“Those birds represent our inhibition,” one of the several strollers in the park said. The rest admired the specks of clouds flame high in the industrial city’s sky, while an early butterfly fluttered its winds out to find the spring of blooming bulbs of the crocus.
“Precisely,” Sage said. “What if we become people that pushed against the closed doors to let ourselves through? Wouldn’t patience become a lie then?”
“Supposedly,” another Coventrian said.

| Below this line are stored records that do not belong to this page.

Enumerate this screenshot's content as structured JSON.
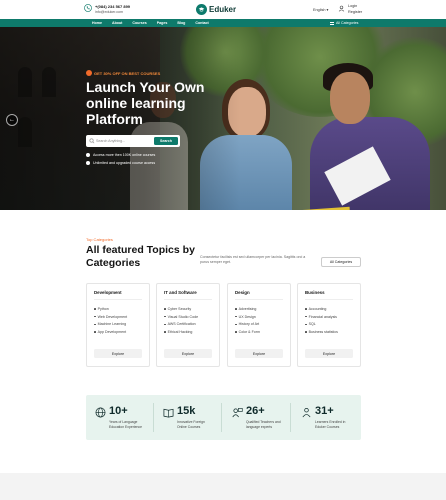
{
  "topbar": {
    "phone": "+(084) 234 567 899",
    "email": "info@eduker.com",
    "brand": "Eduker",
    "language": "English",
    "login": "Login",
    "register": "Register"
  },
  "nav": {
    "items": [
      "Home",
      "About",
      "Courses",
      "Pages",
      "Blog",
      "Contact"
    ],
    "categories": "All Categories"
  },
  "hero": {
    "badge": "GET 30% OFF ON BEST COURSES",
    "title": "Launch Your Own online learning Platform",
    "search_placeholder": "Search Anything...",
    "search_button": "Search",
    "features": [
      "Access more then 100K online courses",
      "Unlimited and upgraded course access"
    ]
  },
  "categories": {
    "kicker": "Top Categories",
    "title": "All featured Topics by Categories",
    "description": "Consectetur facilisis est sed ullamcorper per lacinia. Sagittis orci a purus semper eget.",
    "all_button": "All Categories",
    "cards": [
      {
        "title": "Development",
        "items": [
          "Python",
          "Web Development",
          "Machine Learning",
          "App Development"
        ],
        "button": "Explore"
      },
      {
        "title": "IT and Software",
        "items": [
          "Cyber Security",
          "Visual Studio Code",
          "AWS Certification",
          "Ethical Hacking"
        ],
        "button": "Explore"
      },
      {
        "title": "Design",
        "items": [
          "Advertising",
          "UX Design",
          "History of Art",
          "Color & Form"
        ],
        "button": "Explore"
      },
      {
        "title": "Business",
        "items": [
          "Accounting",
          "Financial analysis",
          "SQL",
          "Business statistics"
        ],
        "button": "Explore"
      }
    ]
  },
  "stats": [
    {
      "value": "10+",
      "label1": "Years of Language",
      "label2": "Education Experience",
      "icon": "globe-icon"
    },
    {
      "value": "15k",
      "label1": "Innovative Foreign",
      "label2": "Online Courses",
      "icon": "book-icon"
    },
    {
      "value": "26+",
      "label1": "Qualified Teachers and",
      "label2": "language experts",
      "icon": "teacher-icon"
    },
    {
      "value": "31+",
      "label1": "Learners Enrolled in",
      "label2": "Eduker Courses",
      "icon": "learners-icon"
    }
  ],
  "colors": {
    "primary": "#0e7a6b",
    "accent": "#f26b2a",
    "stats_bg": "#e7f3ee"
  }
}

“Maybe when we view this rutted path to freedom and have our neighbours snake their arms around ours singing the music of love in a steely tone. Maybe then, will we be able to numb that stinging pain of the ‘patience’ bites away,” Sage said. “But for now, let’s just remain obedient, respectful, cheerful and patient. All the more fragile. Let’s hang that sign on our door – Do not disturb.” Sage said sardonically. There was no need to reconsider what he just said. It had become a habit anyway. “This sign is passed out among your neighbours now – they stand close-packed in your little backyard behind the brush fence,” Sage continued to say as if the listeners were the students of his words going into some form of silent confession. “Shush now – be patient, you tell them,” Sage said as his face broke into a smile and magic flared in his eyes. “They repeat it among themselves. A memorable thing, a wonderful thing, they say,” he scoffed good-naturedly.
Some of the Coventrian’s stomach jiggled with strenuous pace. They knew that Sage came from a world of thought, magic and dreams.
“Deep down, you know yourself. You stood fatigue and hunger better than anyone else. In this life, you are a strong individual. Now do the most surprising thing, do it now!” Sage exclaimed.
“Why should we?” The gatherers said. The sun rose quickly, but most tipped their woolly hats to cover their eyes from the glare. They assumed that this morning was like other mornings, yet its sublimity among other mornings was unfolding right in front of their eyes. “This is a city of stone and plaster. Have patience,” they said. “This city’s secret gardens belong to a church. Now let’s all pray for patience.”
Sage gazed at the ground momentarily, and then he said, “let’s.”